If either your industrial operations already use synchronous motors or if you are designing a new industrial process that could greatly benefit from the perks of a synchronous motor, probably you have given some thought about the guts of this type of motor.
Now let one of our fellow members of the community D.Ros tell you more about it. Enjoy!
As any electromechanical element, synchronous motor’s performance is greatly defined by good equipment specification and maintenance. However, you’ll recall that, different from any alternating current (AC) asynchronous machine, synchronous motors require direct current (DC) to be supplied to its fields’ windings.
Perhaps the first thing that then popped up into your mind was a conventional set of slip rings mounted directly on the motor’s shaft and some high maintenance carbon brushes, and maybe just then, aware of the disadvantage that having slip rings can be with the hassle of their high maintenance, you might have reconsidered not using synchronous motors any more.
Yet, since these motors have been the heart of many heavy duty industrial operations, much attention has been given to optimize its performance by adapting its electrical and mechanical architecture to its applications and easing its maintenance.
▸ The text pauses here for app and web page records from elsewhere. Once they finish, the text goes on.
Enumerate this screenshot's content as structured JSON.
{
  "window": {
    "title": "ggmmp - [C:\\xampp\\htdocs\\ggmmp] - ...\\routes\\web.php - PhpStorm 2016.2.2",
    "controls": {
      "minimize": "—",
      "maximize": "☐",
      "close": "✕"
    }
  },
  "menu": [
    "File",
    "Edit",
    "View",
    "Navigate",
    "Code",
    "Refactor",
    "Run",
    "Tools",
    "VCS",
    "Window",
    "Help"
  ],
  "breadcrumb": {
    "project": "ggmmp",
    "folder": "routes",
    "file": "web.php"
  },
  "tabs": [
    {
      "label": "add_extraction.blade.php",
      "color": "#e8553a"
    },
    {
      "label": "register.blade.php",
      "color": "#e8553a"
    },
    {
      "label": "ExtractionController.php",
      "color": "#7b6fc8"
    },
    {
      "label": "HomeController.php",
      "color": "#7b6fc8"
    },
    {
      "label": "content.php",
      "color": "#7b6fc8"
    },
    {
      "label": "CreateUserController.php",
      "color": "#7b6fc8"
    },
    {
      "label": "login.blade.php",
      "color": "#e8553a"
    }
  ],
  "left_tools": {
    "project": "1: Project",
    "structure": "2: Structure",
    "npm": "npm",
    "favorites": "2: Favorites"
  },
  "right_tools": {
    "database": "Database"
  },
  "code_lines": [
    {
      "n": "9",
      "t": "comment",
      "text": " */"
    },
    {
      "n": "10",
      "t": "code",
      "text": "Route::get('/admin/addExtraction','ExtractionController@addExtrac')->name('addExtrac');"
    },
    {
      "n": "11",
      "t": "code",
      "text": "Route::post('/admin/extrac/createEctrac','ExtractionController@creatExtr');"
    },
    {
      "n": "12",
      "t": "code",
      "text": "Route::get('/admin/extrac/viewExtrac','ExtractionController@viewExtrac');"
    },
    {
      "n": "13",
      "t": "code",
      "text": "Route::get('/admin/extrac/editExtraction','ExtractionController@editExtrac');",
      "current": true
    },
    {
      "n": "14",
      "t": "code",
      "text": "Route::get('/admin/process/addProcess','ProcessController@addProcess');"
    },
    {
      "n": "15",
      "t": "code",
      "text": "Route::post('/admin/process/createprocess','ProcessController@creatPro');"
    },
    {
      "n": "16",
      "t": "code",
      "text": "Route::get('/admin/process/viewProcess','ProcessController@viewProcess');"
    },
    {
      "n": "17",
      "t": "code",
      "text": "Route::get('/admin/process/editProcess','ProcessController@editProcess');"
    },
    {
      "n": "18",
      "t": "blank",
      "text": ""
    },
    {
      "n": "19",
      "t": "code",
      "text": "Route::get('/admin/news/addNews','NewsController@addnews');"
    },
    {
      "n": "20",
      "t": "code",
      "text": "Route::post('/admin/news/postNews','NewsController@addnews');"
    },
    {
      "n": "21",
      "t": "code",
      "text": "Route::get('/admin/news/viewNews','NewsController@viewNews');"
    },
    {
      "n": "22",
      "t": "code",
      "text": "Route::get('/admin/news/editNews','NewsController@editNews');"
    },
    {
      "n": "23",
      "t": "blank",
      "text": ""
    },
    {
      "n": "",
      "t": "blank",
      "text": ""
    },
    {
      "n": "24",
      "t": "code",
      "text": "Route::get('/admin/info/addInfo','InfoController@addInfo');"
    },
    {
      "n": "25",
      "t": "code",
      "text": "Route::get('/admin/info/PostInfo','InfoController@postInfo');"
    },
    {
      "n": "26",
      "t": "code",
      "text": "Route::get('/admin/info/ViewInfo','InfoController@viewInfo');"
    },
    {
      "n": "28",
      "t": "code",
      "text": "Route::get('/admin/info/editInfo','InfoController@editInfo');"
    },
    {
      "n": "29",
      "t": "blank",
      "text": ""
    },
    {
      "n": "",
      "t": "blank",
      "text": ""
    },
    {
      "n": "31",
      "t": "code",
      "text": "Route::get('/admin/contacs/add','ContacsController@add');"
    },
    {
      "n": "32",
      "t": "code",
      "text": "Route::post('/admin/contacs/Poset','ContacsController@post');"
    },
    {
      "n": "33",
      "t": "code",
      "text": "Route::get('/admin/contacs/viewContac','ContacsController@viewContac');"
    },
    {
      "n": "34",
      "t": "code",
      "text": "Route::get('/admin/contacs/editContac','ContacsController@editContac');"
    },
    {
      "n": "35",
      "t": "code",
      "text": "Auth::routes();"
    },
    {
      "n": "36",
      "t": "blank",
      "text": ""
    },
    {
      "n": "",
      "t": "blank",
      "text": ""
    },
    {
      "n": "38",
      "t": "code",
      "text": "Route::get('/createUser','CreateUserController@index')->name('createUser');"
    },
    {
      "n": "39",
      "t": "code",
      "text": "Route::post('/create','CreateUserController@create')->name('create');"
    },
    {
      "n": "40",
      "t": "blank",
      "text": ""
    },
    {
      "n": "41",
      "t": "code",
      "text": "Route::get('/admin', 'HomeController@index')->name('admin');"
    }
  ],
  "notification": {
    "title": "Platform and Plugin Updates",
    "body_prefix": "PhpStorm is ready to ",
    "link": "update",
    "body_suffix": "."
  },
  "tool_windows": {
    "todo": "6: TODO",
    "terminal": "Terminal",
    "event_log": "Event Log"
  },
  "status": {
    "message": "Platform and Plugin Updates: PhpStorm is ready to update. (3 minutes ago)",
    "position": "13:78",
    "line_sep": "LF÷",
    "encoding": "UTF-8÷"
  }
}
That’s how they came up with a brushless field exciter (yes, you read it just fine —brushless—).
This brushless exciter works like an alternator, which basically is a generator with a rotating armature mechanically coupled to the shaft of the motor and a stationary field. So, instead of directly supplying DC current into the synchronous motor’s field windings, DC current is supplied to the alternator’s stationary field, which magnetically induces the alternator’s rotating armature, whose energy is then electrically transferred into the field windings of the synchronous motor.
Now you’re possibly thinking “but didn’t a synchronous motor’s field need DC to be supplied to develop the magnetic poles on its rotor and chase the alternating three phase current on its stator?” and you’re right, but that is where some power electronics kicks in, as part of the mechanical assembly of the alternator, a set of diodes are arranged into a three phase rectifier that converts the induced AC from the three phase windings into DC.
And then some silicone rectifiers (SCRs) are trigger to electrically connect the rectifying bridge’s output into the synchronous motor’s field windings at the optimal moment; ain’t that genius?
This technological development expanded the applications of synchronous motors into highly abrasive processes and explosive risk environments.
Furthermore, this technology can be retrofitted into existing slip ring synchronous motors. In conclusion, if the application demands a low maintenance and highly reliable motor drive, a synchronous motor with a brushless exciter will probably be worth the investment.
Thanks for sharing your knowledge D.Ros! What did you all think about his article? Let him know in the comment section.
Do you happen to know if AC-supplied exciters are in any widespread use?
I mean that if the stator of the exciter is supplied with a DC source, it obviously won’t excite anything at zero speed right? Thus, the motor is not very suitable for any applications where loaded starting is required.
On the other hand, it doesn’t seem like a big investment to supply the exciter with a small frequency converter, adjusting the voltage and frequency based on the main machine speed and load.
Sorry for getting back so late; been really busy.
AC-supplied exciters are in widespread use mainly for medium and larger sized motors, however the principle of operation of the synchronous machine is still the same, so the AC supplied to the exciter is rectified through brushes and slip rings to inject DC to the rotor’s windings and generate the field required for the rotor to follow the stator’s alternating field.
As you point out, at zero speed it wouldn’t make sense for any current to be supplied to the rotor’s windings. Yet during start-up the stator’s current induces a small field in the rotor that turns out in the intial rotation of the motor without any torque built up. So this type of motor is not suited for loaded startup applications. Usually this type of motors are used with a mechanical clutch system that hook ups the load when the motor has been correctly started; and even sometimes, the rotor’s field is overexcited to be able to withstand the mechanical effort transient in the clutching execution. For application where there’s no clutch, usually slip rings are preferred, typically supplying DC; however AC with an alternator design might be also be used or found in the field.
As per your last inquiry, keep in mind that the synchronous motor’s working principle relies on the catching up of a static field (rotor) with a dynamic (rotating) field (stator), so a small frequency converter wouldn’t add any value. What I’ve seen in the field is sometimes a change on speed is needed and then a really hefty investment needs to be done to furnish a VFD for the stator (typically very high ampacity). Just then, as you might imagine, the field exciter doesn’t require to be that versatile and might just be a static DC supply. The only time I’ve seen this happen was because the process equipment, a ball mill for mineral processing, was designed in Canda for a 50 Hz power line and when it was installed in Mexico, the 60 Hz power line caused the mill to under perform considerably, so there was no alternative than to install a more than a 1000 amp VFD.
and no worries! I guess we all get to know what busy means, every now and then.
And thanks a lot for the comprehensive answer!